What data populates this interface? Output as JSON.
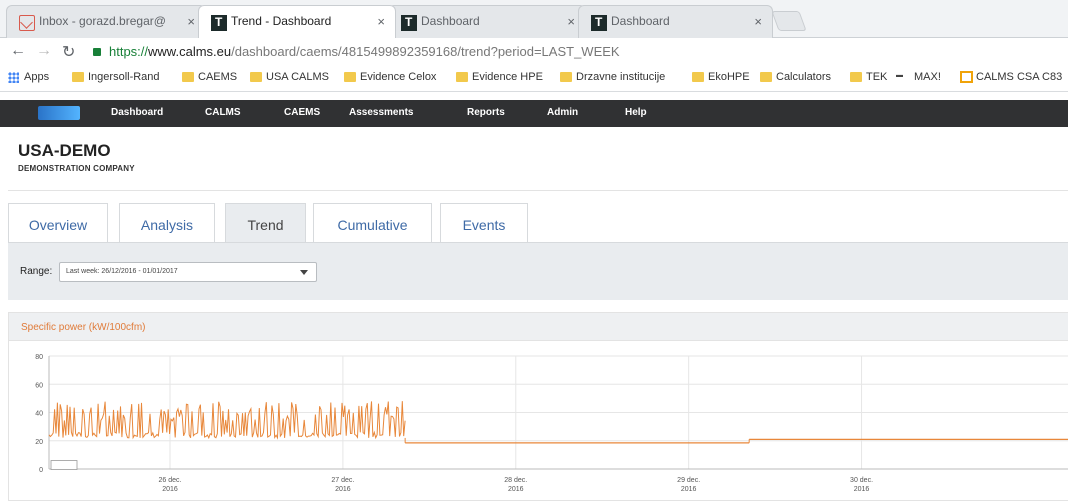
{
  "browser": {
    "tabs": [
      {
        "title": "Inbox - gorazd.bregar@",
        "icon": "gmail-icon"
      },
      {
        "title": "Trend - Dashboard",
        "icon": "calms-icon",
        "active": true
      },
      {
        "title": "Dashboard",
        "icon": "calms-icon"
      },
      {
        "title": "Dashboard",
        "icon": "calms-icon"
      }
    ],
    "close_glyph": "×",
    "address": {
      "scheme": "https://",
      "domain": "www.calms.eu",
      "path": "/dashboard/caems/4815499892359168/trend?period=LAST_WEEK"
    },
    "bookmarks": [
      {
        "label": "Apps",
        "icon": "apps-icon"
      },
      {
        "label": "Ingersoll-Rand",
        "icon": "folder-icon"
      },
      {
        "label": "CAEMS",
        "icon": "folder-icon"
      },
      {
        "label": "USA CALMS",
        "icon": "folder-icon"
      },
      {
        "label": "Evidence Celox",
        "icon": "folder-icon"
      },
      {
        "label": "Evidence HPE",
        "icon": "folder-icon"
      },
      {
        "label": "Drzavne institucije",
        "icon": "folder-icon"
      },
      {
        "label": "EkoHPE",
        "icon": "folder-icon"
      },
      {
        "label": "Calculators",
        "icon": "folder-icon"
      },
      {
        "label": "TEK",
        "icon": "folder-icon"
      },
      {
        "label": "MAX!",
        "icon": "max-icon"
      },
      {
        "label": "CALMS CSA C83",
        "icon": "calms-bookmark-icon"
      }
    ]
  },
  "app_nav": {
    "items": [
      "Dashboard",
      "CALMS",
      "CAEMS",
      "Assessments",
      "Reports",
      "Admin",
      "Help"
    ]
  },
  "company": {
    "name": "USA-DEMO",
    "subtitle": "DEMONSTRATION COMPANY"
  },
  "page_tabs": [
    {
      "label": "Overview"
    },
    {
      "label": "Analysis"
    },
    {
      "label": "Trend",
      "active": true
    },
    {
      "label": "Cumulative"
    },
    {
      "label": "Events"
    }
  ],
  "range": {
    "label": "Range:",
    "selected": "Last week: 26/12/2016 - 01/01/2017"
  },
  "colors": {
    "series": "#e8873a",
    "nav_bg": "#303133",
    "link": "#3e6aa6"
  },
  "chart_data": {
    "type": "line",
    "title": "Specific power (kW/100cfm)",
    "ylim": [
      0,
      80
    ],
    "yticks": [
      0,
      20,
      40,
      60,
      80
    ],
    "xlim": [
      0,
      5.9
    ],
    "x_ticks": [
      {
        "x": 0.7,
        "label": [
          "26 dec.",
          "2016"
        ]
      },
      {
        "x": 1.7,
        "label": [
          "27 dec.",
          "2016"
        ]
      },
      {
        "x": 2.7,
        "label": [
          "28 dec.",
          "2016"
        ]
      },
      {
        "x": 3.7,
        "label": [
          "29 dec.",
          "2016"
        ]
      },
      {
        "x": 4.7,
        "label": [
          "30 dec.",
          "2016"
        ]
      }
    ],
    "grid": true,
    "series": [
      {
        "segments": [
          {
            "x0": 0.0,
            "x1": 2.06,
            "low": 22,
            "high": 48,
            "noisy": true
          },
          {
            "x0": 2.06,
            "x1": 4.05,
            "value": 18.5
          },
          {
            "x0": 4.05,
            "x1": 5.9,
            "value": 21
          }
        ]
      }
    ]
  }
}
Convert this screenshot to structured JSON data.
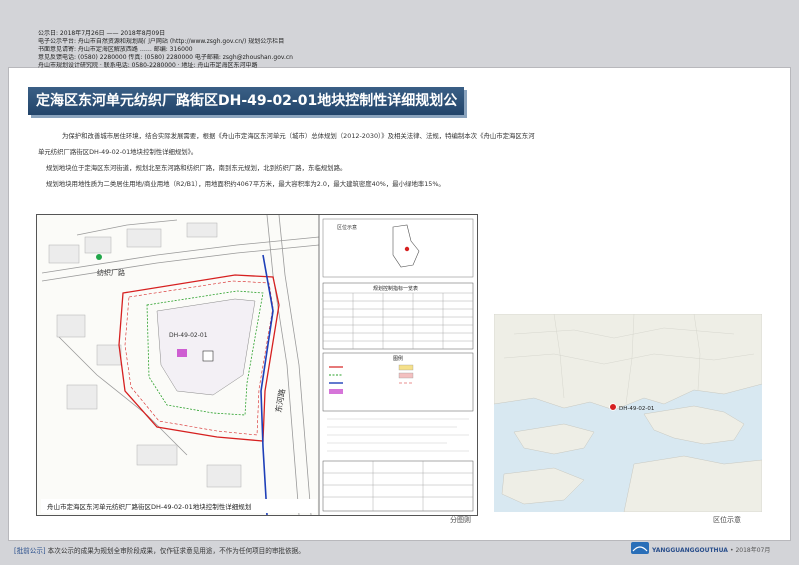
{
  "meta_lines": [
    "公示日: 2018年7月26日  ——  2018年8月09日",
    "电子公示平台: 舟山市自然资源和规划局门户网站 (http://www.zsgh.gov.cn/) 规划公示栏目",
    "书面意见请寄: 舟山市定海区解放西路 …… 邮编: 316000",
    "意见反馈电话: (0580) 2280000   传真: (0580) 2280000   电子邮箱: zsgh@zhoushan.gov.cn",
    "舟山市规划设计研究院 · 联系电话: 0580-2280000 · 地址: 舟山市定海区东河中路"
  ],
  "title": "定海区东河单元纺织厂路街区DH-49-02-01地块控制性详细规划公示",
  "description": [
    "为保护和改善城市居住环境，结合实际发展需要，根据《舟山市定海区东河单元（城市）总体规划（2012-2030）》及相关法律、法规，特编制本次《舟山市定海区东河",
    "单元纺织厂路街区DH-49-02-01地块控制性详细规划》。",
    "规划地块位于定海区东河街道，规划北至东河路和纺织厂路，南到东元规划，北到纺织厂路，东临规划路。",
    "规划地块用地性质为二类居住用地/商业用地（R2/B1），用地面积约4067平方米，最大容积率为2.0，最大建筑密度40%，最小绿地率15%。"
  ],
  "plan": {
    "road_name_1": "纺织厂路",
    "road_name_2": "东河路",
    "site_code": "DH-49-02-01",
    "table_title": "规划控制指标一览表",
    "legend_title": "图例",
    "bottom_caption": "舟山市定海区东河单元纺织厂路街区DH-49-02-01地块控制性详细规划",
    "inset_label": "区位示意",
    "label": "分图则"
  },
  "location_map": {
    "marker_label": "DH-49-02-01",
    "label": "区位示意",
    "accent_color": "#d62020"
  },
  "footer": {
    "note_bracket": "[批前公示]",
    "note": "本次公示的成果为规划全审阶段成果，仅作征求意见用途，不作为任何项目的审批依据。",
    "brand": "YANGGUANGGOUTHUA",
    "date": "• 2018年07月"
  }
}
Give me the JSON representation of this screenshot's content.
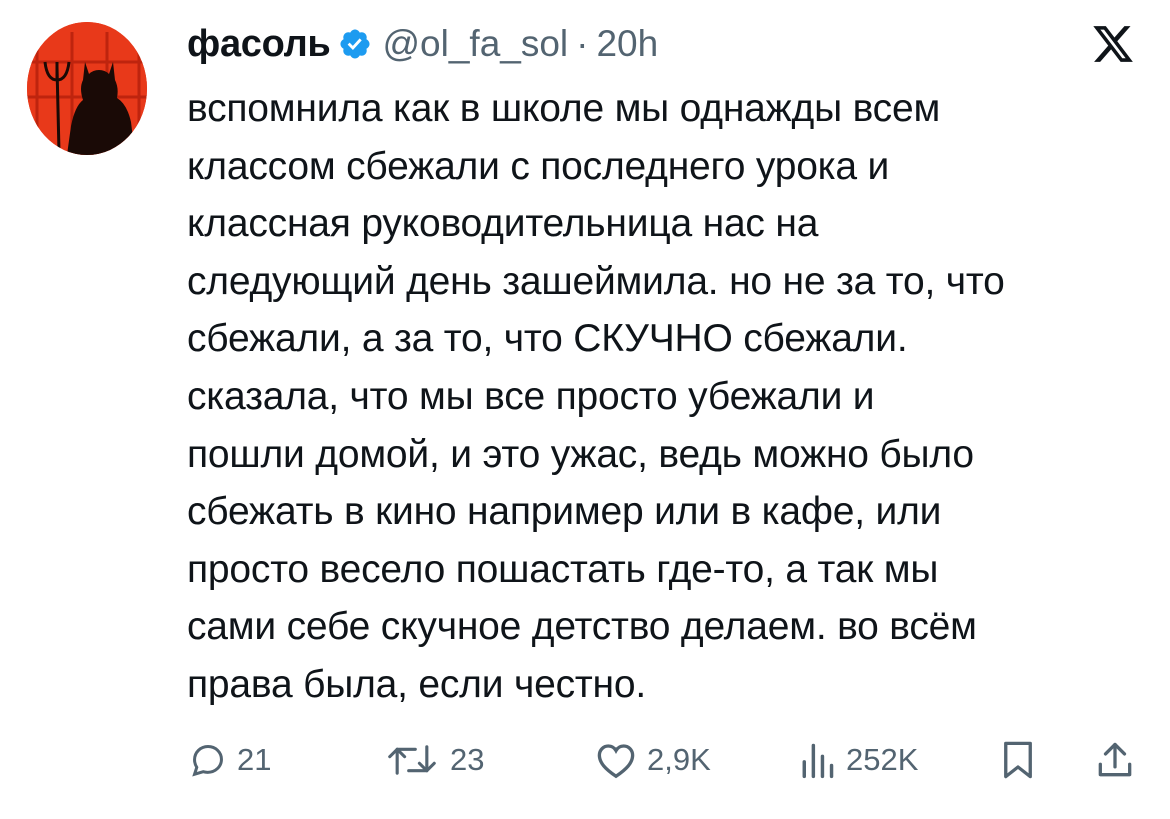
{
  "author": {
    "display_name": "фасоль",
    "handle": "@ol_fa_sol",
    "separator": "·",
    "time": "20h",
    "verified": true,
    "avatar_icon": "devil-silhouette-avatar"
  },
  "platform_logo": "x-logo-icon",
  "tweet": {
    "lines": [
      "вспомнила как в школе мы однажды всем",
      "классом сбежали с последнего урока и",
      "классная руководительница нас на",
      "следующий день зашеймила. но не за то, что",
      "сбежали, а за то, что СКУЧНО сбежали.",
      "сказала, что мы все просто убежали и",
      "пошли домой, и это ужас, ведь можно было",
      "сбежать в кино например или в кафе, или",
      "просто весело пошастать где-то, а так мы",
      "сами себе скучное детство делаем. во всём",
      "права была, если честно."
    ]
  },
  "actions": {
    "replies": "21",
    "retweets": "23",
    "likes": "2,9K",
    "views": "252K"
  },
  "colors": {
    "text": "#0f1419",
    "muted": "#536471",
    "verified": "#1d9bf0",
    "avatar_bg": "#e8391a"
  }
}
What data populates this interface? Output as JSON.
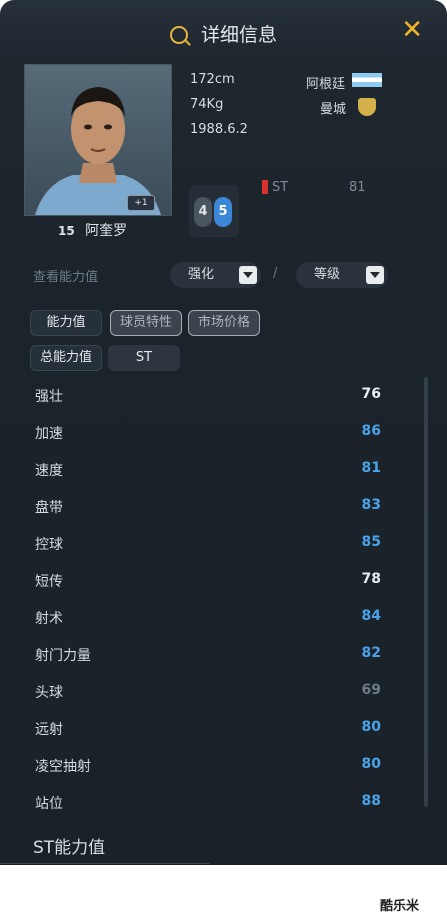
{
  "header": {
    "title": "详细信息",
    "close_icon": "close-icon"
  },
  "player": {
    "number": "15",
    "name": "阿奎罗",
    "height": "172cm",
    "weight": "74Kg",
    "birth": "1988.6.2",
    "nation": "阿根廷",
    "club": "曼城",
    "photo_badge": "+1",
    "weak_foot": "4",
    "skill_moves": "5",
    "position": "ST",
    "position_rating": "81"
  },
  "view": {
    "label": "查看能力值",
    "enhance_label": "强化",
    "separator": "/",
    "grade_label": "等级"
  },
  "tabs": [
    {
      "label": "能力值"
    },
    {
      "label": "球员特性"
    },
    {
      "label": "市场价格"
    }
  ],
  "subtabs": [
    {
      "label": "总能力值"
    },
    {
      "label": "ST"
    }
  ],
  "stats": [
    {
      "name": "强壮",
      "value": "76",
      "color": "#e9edf0"
    },
    {
      "name": "加速",
      "value": "86",
      "color": "#4aa3e8"
    },
    {
      "name": "速度",
      "value": "81",
      "color": "#4aa3e8"
    },
    {
      "name": "盘带",
      "value": "83",
      "color": "#4aa3e8"
    },
    {
      "name": "控球",
      "value": "85",
      "color": "#4aa3e8"
    },
    {
      "name": "短传",
      "value": "78",
      "color": "#e9edf0"
    },
    {
      "name": "射术",
      "value": "84",
      "color": "#4aa3e8"
    },
    {
      "name": "射门力量",
      "value": "82",
      "color": "#4aa3e8"
    },
    {
      "name": "头球",
      "value": "69",
      "color": "#6f7b86"
    },
    {
      "name": "远射",
      "value": "80",
      "color": "#4aa3e8"
    },
    {
      "name": "凌空抽射",
      "value": "80",
      "color": "#4aa3e8"
    },
    {
      "name": "站位",
      "value": "88",
      "color": "#4aa3e8"
    }
  ],
  "bottom": {
    "label": "ST能力值"
  },
  "watermark": "酷乐米",
  "colors": {
    "accent": "#f0b52a",
    "stat_blue": "#4aa3e8",
    "panel": "#1b232b"
  }
}
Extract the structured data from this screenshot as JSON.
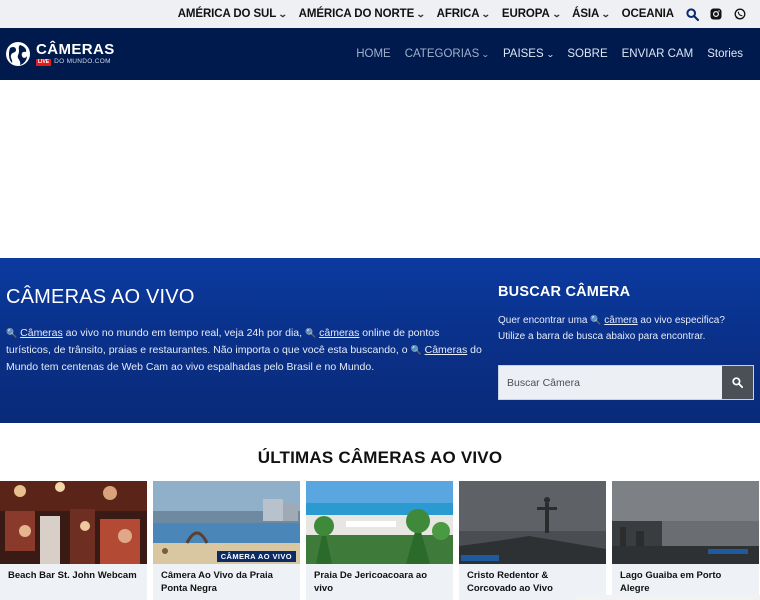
{
  "topbar": {
    "regions": [
      {
        "label": "AMÉRICA DO SUL",
        "dropdown": true
      },
      {
        "label": "AMÉRICA DO NORTE",
        "dropdown": true
      },
      {
        "label": "AFRICA",
        "dropdown": true
      },
      {
        "label": "EUROPA",
        "dropdown": true
      },
      {
        "label": "ÁSIA",
        "dropdown": true
      },
      {
        "label": "OCEANIA",
        "dropdown": false
      }
    ],
    "icons": [
      "search-icon",
      "instagram-icon",
      "whatsapp-icon"
    ]
  },
  "header": {
    "logo_title": "CÂMERAS",
    "logo_live": "LIVE",
    "logo_domain": "DO MUNDO.COM",
    "nav": [
      {
        "label": "HOME",
        "dropdown": false
      },
      {
        "label": "CATEGORIAS",
        "dropdown": true
      },
      {
        "label": "PAISES",
        "dropdown": true
      },
      {
        "label": "SOBRE",
        "dropdown": false
      },
      {
        "label": "ENVIAR CAM",
        "dropdown": false
      },
      {
        "label": "Stories",
        "dropdown": false
      }
    ]
  },
  "hero": {
    "title": "CÂMERAS AO VIVO",
    "p1_link1": "Câmeras",
    "p1_text1": " ao vivo no mundo em tempo real, veja 24h por dia, ",
    "p1_link2": "câmeras",
    "p1_text2": " online de pontos turísticos, de trânsito, praias e restaurantes. Não importa o que você esta buscando, o ",
    "p1_link3": "Câmeras",
    "p1_text3": " do Mundo tem centenas de Web Cam ao vivo espalhadas pelo Brasil e no Mundo."
  },
  "search": {
    "title": "BUSCAR CÂMERA",
    "desc_text1": "Quer encontrar uma ",
    "desc_link": "câmera",
    "desc_text2": " ao vivo especifica? Utilize a barra de busca abaixo para encontrar.",
    "placeholder": "Buscar Câmera"
  },
  "latest": {
    "title": "ÚLTIMAS CÂMERAS AO VIVO",
    "cards": [
      {
        "label": "Beach Bar St. John Webcam",
        "tag": ""
      },
      {
        "label": "Câmera Ao Vivo da Praia Ponta Negra",
        "tag": "CÂMERA AO VIVO"
      },
      {
        "label": "Praia De Jericoacoara ao vivo",
        "tag": ""
      },
      {
        "label": "Cristo Redentor & Corcovado ao Vivo",
        "tag": ""
      },
      {
        "label": "Lago Guaiba em Porto Alegre",
        "tag": ""
      }
    ]
  },
  "colors": {
    "header_bg": "#001a4d",
    "hero_bg": "#0b3aa0",
    "topbar_bg": "#eef0f4",
    "card_label_bg": "#eef1f6"
  }
}
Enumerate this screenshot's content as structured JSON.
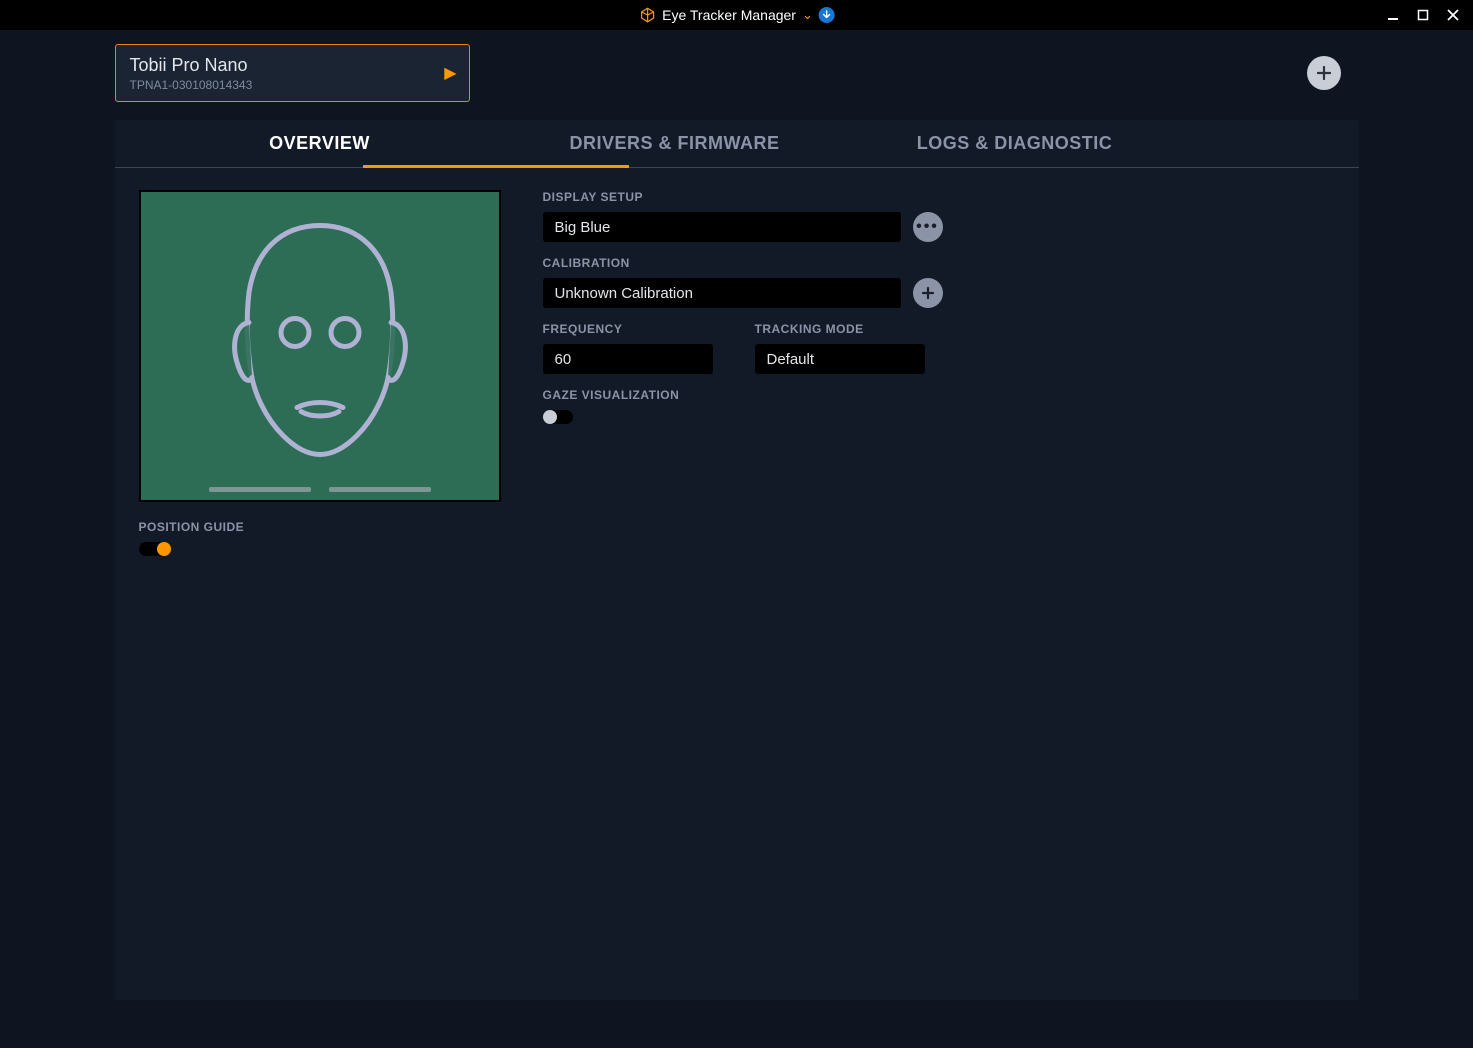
{
  "titlebar": {
    "title": "Eye Tracker Manager"
  },
  "device": {
    "name": "Tobii Pro Nano",
    "serial": "TPNA1-030108014343"
  },
  "tabs": {
    "overview": "OVERVIEW",
    "drivers": "DRIVERS & FIRMWARE",
    "logs": "LOGS & DIAGNOSTIC"
  },
  "sections": {
    "display_setup": "DISPLAY SETUP",
    "calibration": "CALIBRATION",
    "frequency": "FREQUENCY",
    "tracking_mode": "TRACKING MODE",
    "gaze_viz": "GAZE VISUALIZATION",
    "position_guide": "POSITION GUIDE"
  },
  "values": {
    "display_setup": "Big Blue",
    "calibration": "Unknown Calibration",
    "frequency": "60",
    "tracking_mode": "Default"
  },
  "toggles": {
    "gaze_viz": "off",
    "position_guide": "on"
  }
}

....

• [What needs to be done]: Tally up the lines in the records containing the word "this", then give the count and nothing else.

• [Expected output]: 6